*Data for the task*.
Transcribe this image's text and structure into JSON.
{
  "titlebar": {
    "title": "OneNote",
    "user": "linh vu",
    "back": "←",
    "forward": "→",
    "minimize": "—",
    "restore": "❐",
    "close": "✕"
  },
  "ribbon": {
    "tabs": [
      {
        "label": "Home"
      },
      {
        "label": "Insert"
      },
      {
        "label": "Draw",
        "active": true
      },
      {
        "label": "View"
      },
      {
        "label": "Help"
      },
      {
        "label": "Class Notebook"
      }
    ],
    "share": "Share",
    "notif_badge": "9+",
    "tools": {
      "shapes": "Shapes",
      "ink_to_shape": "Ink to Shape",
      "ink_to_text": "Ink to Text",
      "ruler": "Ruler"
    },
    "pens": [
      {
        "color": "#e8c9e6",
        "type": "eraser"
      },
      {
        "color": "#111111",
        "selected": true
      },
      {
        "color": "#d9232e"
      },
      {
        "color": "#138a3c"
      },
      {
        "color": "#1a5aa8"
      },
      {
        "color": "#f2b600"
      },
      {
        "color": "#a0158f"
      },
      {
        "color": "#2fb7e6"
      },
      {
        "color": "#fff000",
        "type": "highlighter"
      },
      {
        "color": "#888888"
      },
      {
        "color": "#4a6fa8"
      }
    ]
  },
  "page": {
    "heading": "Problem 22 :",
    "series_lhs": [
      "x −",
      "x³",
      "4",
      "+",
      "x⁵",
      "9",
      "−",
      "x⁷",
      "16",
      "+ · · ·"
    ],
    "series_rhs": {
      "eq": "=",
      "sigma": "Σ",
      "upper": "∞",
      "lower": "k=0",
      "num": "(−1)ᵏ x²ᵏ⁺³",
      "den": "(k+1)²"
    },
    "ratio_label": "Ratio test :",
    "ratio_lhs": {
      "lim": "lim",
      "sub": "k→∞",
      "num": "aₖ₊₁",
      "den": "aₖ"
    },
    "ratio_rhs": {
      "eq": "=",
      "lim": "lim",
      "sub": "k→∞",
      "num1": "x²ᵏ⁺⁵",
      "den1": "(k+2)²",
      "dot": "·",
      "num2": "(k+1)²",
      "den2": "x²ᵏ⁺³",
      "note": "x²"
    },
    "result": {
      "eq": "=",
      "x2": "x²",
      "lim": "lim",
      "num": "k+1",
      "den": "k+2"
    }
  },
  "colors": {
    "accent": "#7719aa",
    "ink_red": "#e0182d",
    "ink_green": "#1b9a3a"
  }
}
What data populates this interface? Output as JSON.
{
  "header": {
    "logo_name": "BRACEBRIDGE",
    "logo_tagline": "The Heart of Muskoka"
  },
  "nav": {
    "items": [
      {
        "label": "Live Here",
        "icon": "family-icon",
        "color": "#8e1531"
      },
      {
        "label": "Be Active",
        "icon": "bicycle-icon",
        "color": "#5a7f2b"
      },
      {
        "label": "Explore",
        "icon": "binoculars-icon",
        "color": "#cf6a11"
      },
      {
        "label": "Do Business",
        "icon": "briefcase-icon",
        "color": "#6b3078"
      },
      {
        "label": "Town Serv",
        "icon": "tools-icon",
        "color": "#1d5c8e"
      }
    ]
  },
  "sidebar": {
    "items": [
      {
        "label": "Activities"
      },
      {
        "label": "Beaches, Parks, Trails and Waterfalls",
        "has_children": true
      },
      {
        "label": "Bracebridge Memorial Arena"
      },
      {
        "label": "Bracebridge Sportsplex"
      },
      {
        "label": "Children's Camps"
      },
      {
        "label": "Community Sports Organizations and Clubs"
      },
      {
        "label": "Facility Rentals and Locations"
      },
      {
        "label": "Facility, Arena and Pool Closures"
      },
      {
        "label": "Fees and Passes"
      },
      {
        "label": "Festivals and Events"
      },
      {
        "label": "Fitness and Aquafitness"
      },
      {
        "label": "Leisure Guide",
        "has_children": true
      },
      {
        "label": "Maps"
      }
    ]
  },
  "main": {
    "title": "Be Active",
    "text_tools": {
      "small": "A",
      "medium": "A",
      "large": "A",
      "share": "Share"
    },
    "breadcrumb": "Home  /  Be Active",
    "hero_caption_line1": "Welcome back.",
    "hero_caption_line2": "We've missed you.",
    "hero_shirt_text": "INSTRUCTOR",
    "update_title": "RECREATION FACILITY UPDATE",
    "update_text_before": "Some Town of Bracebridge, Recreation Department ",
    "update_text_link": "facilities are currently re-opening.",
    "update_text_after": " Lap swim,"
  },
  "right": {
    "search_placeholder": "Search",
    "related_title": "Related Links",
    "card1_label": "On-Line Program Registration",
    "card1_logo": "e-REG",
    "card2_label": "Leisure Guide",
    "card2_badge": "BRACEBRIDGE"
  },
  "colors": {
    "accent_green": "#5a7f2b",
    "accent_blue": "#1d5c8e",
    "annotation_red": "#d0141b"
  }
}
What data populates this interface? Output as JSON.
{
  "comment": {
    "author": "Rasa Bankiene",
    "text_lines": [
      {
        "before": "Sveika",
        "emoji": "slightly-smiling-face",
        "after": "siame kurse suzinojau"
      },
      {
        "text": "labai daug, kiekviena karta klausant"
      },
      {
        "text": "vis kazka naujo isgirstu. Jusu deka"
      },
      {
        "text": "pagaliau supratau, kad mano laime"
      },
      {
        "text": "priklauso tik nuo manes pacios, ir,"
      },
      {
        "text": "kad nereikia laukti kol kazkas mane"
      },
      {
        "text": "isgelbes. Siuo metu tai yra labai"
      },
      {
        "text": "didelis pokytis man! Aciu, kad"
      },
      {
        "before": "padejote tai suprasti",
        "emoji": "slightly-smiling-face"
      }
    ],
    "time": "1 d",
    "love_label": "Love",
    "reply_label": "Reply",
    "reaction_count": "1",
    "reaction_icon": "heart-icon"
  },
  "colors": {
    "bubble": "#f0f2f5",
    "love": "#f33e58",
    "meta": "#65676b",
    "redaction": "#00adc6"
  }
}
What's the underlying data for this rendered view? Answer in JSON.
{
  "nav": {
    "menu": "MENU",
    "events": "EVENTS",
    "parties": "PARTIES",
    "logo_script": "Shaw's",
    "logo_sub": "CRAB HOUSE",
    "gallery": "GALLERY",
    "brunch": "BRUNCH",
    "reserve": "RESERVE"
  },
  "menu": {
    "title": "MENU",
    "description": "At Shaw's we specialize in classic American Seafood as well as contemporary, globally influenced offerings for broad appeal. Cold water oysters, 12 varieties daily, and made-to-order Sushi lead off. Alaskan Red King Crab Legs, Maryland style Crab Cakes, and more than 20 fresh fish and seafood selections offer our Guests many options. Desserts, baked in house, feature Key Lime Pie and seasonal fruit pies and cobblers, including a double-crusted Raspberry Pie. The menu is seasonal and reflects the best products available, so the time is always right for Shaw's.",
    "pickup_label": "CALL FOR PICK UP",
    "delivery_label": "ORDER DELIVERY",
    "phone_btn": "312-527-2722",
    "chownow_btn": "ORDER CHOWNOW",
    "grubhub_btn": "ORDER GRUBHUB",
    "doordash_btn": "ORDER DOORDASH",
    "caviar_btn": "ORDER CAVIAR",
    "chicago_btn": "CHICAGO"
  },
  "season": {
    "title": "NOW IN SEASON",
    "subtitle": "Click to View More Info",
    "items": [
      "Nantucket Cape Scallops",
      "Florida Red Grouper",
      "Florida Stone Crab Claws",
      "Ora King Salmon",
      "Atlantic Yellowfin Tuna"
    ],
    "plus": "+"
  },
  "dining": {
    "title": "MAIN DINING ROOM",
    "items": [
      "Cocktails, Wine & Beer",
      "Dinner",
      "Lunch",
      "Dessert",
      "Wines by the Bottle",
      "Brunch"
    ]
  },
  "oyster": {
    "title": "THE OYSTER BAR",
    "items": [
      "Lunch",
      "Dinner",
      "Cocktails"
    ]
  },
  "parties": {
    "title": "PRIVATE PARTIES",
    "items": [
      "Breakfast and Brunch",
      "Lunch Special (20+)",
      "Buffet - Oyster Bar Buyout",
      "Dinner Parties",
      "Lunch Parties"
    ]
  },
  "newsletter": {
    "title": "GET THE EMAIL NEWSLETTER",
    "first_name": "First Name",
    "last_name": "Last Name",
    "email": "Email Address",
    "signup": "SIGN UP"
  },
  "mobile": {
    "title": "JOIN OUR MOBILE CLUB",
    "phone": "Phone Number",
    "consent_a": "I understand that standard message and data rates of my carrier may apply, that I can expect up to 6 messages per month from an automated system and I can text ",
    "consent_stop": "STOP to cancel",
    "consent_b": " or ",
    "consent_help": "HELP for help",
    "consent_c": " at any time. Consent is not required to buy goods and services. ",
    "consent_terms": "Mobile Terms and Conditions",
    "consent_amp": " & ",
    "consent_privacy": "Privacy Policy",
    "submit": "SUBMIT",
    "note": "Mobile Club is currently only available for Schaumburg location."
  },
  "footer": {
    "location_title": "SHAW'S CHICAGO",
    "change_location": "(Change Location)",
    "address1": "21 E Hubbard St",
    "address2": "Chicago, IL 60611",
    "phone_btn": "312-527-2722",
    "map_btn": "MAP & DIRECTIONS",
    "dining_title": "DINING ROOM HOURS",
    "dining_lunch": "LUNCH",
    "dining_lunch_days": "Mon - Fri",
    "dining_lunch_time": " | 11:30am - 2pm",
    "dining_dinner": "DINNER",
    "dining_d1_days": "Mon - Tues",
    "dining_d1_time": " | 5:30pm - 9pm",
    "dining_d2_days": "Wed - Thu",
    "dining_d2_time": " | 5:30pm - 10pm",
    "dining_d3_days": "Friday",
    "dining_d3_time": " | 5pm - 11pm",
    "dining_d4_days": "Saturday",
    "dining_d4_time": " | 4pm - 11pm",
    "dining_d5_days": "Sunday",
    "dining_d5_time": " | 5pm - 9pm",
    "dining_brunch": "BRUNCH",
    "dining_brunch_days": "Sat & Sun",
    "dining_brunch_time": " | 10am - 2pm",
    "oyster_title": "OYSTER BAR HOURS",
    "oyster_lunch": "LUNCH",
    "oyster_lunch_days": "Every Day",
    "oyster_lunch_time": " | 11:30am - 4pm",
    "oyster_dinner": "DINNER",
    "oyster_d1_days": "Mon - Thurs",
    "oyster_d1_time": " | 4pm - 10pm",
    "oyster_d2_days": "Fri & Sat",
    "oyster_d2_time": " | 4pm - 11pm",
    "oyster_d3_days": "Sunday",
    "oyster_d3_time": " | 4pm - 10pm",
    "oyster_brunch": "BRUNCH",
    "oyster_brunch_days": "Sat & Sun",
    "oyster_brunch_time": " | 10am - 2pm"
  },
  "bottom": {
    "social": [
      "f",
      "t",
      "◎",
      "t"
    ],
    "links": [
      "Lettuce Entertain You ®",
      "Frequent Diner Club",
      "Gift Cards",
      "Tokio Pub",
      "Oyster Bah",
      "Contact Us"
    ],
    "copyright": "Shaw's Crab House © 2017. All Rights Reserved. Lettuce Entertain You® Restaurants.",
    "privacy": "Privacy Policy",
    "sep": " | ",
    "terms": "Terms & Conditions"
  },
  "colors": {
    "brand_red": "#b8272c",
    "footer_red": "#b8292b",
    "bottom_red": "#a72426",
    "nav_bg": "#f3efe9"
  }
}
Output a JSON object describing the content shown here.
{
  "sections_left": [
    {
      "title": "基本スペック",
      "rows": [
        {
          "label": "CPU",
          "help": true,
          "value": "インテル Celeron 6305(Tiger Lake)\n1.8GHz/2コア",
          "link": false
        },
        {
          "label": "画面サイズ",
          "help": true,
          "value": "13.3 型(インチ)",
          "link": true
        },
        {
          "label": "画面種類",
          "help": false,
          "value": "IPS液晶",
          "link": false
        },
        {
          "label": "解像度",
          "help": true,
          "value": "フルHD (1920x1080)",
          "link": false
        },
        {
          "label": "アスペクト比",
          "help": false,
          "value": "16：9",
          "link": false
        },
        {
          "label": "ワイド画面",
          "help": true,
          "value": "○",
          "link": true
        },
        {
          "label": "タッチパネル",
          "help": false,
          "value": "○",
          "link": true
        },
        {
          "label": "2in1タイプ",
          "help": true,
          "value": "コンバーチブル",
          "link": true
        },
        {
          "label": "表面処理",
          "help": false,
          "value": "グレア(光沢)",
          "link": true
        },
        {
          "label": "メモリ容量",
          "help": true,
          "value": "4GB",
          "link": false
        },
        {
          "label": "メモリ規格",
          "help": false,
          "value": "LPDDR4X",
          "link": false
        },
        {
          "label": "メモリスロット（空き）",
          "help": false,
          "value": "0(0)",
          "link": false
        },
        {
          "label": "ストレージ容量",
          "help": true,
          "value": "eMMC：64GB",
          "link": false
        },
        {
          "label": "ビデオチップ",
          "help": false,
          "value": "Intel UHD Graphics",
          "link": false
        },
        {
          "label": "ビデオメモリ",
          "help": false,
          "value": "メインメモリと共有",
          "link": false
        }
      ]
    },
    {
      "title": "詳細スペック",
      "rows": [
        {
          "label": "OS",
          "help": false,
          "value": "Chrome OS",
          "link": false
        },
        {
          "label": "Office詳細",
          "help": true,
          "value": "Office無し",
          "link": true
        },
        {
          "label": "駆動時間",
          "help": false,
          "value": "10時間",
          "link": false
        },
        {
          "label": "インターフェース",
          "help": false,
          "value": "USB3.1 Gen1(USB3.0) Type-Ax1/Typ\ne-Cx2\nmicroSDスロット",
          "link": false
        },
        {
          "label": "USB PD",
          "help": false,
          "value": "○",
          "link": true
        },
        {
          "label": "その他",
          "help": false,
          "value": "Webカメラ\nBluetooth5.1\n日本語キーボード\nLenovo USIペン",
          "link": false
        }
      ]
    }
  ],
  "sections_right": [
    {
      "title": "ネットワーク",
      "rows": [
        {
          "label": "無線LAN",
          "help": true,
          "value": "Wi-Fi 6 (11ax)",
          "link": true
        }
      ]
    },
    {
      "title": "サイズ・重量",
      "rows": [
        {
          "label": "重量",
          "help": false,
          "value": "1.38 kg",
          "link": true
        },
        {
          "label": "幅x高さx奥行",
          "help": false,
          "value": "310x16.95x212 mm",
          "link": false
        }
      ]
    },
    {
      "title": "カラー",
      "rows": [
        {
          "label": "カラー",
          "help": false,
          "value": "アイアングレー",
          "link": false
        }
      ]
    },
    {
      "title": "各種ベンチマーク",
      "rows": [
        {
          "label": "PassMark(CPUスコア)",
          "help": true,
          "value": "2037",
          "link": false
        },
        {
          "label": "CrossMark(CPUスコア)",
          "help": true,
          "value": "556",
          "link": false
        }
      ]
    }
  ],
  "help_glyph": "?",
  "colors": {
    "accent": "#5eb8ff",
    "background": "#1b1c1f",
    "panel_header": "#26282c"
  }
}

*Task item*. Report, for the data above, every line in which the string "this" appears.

*Answer to the exercise*.
Transcribe this image's text and structure into JSON.
What data populates this interface? Output as JSON.
What data populates this interface? Output as JSON.
What's the underlying data for this rendered view? Answer in JSON.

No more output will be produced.